My remarks are addressed to the statement made by the hon. member for Vancouver South that this railway rates question was made the subject of politics last year. I repeat that in my opinion the matter is being handled now as nothing more or less than a political question, and the result is only to prejudice the interests of the people of British Columbia and to bring about a state of chaos so far as their attitude on this question is concerned-and their opinion is now a unanimous one. They are unanimous in their opinion on this question and are giving united and loyal support to those who are taking a sincere and genuine interest in it. But I feel it is not right for any member to bring this question into parliament at this time to be made a political football of at the expense of the people of British Columbia. My experience as a member of this parliament has been short. Perhaps I have not contributed, as much as many others to the debates. Nevertheless I have endeavoured as far as I could in my humble way and to the best of my ability to follow the questions that have arisen and to give my best judgment upon each, and particularly with respect to the questions affecting the Dominion. I compare this question to one that arose in the Chamber something like a year ago respecting the returned men of whom I am glad to say, without boasting at all, that I am one. Certain interests of the returned men were under consideration at that time, and I place this particular question on a parallel with that. I think this resolution has been introduced simply to further certain political interests. It has been brought in at this particular time and in this particular way not to further the interests of British Columbia because, however it is decided, it would not do that. If this resolution was carried by the House, we as residents of British Columbia would not gain anything. On the other hand would we gain if the resolution was not carried? I cannot see how in either event, from the point of view of those favouring the resolution, anything is to be gained. The question is entirely in the hands of the powers that have it under their consideration. I do not treat it as a want of confidence motion in any shape or form. I have little concern in that respect for the position of the government on this question, but I have a great deal of concern 125
regarding the people whom I am endeavouring to represent to the best of my ability upon each question as it arises, and taking that stand I cannot in any way support this resolution as it has been brought forward by the hon. member for Burrard.
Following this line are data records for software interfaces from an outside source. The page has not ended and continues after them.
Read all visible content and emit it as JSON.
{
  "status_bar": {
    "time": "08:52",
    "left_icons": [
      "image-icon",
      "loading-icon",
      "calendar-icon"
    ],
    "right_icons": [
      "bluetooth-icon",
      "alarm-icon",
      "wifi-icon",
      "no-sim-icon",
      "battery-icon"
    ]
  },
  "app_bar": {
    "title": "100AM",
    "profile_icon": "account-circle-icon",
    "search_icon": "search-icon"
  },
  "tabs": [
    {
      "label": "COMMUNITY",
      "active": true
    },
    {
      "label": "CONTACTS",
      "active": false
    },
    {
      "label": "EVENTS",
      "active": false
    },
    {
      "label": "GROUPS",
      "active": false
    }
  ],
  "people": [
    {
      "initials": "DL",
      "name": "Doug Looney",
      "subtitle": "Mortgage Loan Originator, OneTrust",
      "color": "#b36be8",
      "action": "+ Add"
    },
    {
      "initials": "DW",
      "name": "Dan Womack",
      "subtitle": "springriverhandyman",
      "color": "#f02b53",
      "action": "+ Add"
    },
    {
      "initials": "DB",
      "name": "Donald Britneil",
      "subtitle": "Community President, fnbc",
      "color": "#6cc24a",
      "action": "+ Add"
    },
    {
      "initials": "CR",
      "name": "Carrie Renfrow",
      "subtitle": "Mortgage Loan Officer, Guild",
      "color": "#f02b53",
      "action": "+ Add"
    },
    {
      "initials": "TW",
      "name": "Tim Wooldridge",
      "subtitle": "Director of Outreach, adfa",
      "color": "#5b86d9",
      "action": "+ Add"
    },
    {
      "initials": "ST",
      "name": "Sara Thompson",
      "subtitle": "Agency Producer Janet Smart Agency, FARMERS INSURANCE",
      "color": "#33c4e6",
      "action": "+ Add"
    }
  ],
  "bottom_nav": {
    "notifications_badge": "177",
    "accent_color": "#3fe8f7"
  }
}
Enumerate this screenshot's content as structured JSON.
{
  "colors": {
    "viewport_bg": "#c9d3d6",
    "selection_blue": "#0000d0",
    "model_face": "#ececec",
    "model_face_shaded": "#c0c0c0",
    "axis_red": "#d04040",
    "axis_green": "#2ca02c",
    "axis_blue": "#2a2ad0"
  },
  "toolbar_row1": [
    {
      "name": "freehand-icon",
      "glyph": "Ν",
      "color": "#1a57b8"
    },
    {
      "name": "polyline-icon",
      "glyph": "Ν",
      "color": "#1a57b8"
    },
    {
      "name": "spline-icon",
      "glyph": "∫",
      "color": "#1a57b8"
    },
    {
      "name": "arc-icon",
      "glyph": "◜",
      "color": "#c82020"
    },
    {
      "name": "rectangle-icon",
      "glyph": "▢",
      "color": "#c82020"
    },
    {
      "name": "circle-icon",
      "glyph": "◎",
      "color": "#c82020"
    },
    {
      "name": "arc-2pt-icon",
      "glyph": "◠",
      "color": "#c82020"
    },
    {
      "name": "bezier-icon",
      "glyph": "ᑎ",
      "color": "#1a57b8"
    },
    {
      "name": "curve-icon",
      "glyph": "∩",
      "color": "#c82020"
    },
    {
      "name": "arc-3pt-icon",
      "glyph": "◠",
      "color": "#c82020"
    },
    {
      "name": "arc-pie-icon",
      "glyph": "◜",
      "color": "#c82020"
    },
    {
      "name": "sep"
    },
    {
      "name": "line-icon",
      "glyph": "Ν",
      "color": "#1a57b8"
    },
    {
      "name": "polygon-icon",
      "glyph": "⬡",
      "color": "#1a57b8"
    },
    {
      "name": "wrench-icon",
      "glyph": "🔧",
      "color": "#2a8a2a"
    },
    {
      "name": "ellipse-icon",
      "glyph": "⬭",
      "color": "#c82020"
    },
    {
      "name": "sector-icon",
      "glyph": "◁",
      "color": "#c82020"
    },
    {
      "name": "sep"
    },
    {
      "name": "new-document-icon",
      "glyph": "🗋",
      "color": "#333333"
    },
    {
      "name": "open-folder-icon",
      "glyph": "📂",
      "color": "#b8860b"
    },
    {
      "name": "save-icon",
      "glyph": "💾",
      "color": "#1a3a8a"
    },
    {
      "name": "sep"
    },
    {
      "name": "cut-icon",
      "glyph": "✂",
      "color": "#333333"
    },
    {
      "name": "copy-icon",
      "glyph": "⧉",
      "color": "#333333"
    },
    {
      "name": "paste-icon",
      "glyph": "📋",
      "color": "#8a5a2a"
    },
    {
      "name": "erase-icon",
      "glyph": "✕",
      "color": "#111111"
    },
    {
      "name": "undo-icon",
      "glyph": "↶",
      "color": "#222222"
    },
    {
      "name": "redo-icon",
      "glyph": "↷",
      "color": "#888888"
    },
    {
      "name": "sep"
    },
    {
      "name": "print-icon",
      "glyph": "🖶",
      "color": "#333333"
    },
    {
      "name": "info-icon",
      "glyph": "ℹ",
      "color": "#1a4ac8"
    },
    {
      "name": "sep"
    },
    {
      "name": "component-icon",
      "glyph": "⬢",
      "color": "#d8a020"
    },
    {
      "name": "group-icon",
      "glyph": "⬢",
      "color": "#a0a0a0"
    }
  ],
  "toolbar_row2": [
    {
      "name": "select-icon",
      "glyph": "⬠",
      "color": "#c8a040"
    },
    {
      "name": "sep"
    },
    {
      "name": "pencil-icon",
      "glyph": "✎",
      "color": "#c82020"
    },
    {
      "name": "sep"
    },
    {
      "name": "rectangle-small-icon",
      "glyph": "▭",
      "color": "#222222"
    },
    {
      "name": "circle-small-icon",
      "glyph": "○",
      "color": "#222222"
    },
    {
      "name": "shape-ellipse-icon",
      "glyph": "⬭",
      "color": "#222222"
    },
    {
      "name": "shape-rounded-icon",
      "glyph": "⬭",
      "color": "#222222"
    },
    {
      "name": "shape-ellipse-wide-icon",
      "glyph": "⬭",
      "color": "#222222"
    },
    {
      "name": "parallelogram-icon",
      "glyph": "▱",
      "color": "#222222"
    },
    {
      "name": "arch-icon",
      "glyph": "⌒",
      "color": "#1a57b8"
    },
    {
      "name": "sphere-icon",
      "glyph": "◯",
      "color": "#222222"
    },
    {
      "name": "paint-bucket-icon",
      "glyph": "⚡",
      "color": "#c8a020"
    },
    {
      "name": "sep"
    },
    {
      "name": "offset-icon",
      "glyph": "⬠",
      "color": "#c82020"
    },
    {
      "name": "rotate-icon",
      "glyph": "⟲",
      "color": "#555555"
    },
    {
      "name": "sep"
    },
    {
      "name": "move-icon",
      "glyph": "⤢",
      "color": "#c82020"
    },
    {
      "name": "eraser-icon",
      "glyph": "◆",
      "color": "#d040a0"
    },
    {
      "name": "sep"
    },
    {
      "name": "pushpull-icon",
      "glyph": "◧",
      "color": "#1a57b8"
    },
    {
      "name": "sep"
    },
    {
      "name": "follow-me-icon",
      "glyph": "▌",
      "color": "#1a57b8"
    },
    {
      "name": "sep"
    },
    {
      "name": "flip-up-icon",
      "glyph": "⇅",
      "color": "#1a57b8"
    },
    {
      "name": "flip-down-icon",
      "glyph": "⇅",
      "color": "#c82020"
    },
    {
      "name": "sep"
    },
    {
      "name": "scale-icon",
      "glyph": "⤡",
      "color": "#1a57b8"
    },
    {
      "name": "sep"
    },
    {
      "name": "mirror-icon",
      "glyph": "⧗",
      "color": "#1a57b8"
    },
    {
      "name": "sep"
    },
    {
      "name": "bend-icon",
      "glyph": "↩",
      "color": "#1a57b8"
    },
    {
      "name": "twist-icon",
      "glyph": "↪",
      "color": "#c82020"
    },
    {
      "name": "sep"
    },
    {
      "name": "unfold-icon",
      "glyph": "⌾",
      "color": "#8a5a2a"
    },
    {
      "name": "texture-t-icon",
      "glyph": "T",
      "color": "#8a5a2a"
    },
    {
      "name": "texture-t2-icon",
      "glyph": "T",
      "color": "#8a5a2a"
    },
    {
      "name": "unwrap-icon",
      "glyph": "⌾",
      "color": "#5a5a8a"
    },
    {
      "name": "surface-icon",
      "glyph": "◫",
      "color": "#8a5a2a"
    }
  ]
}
Motion agreed to and the House went into Committee of Supply, Mr. Gordon in the chair.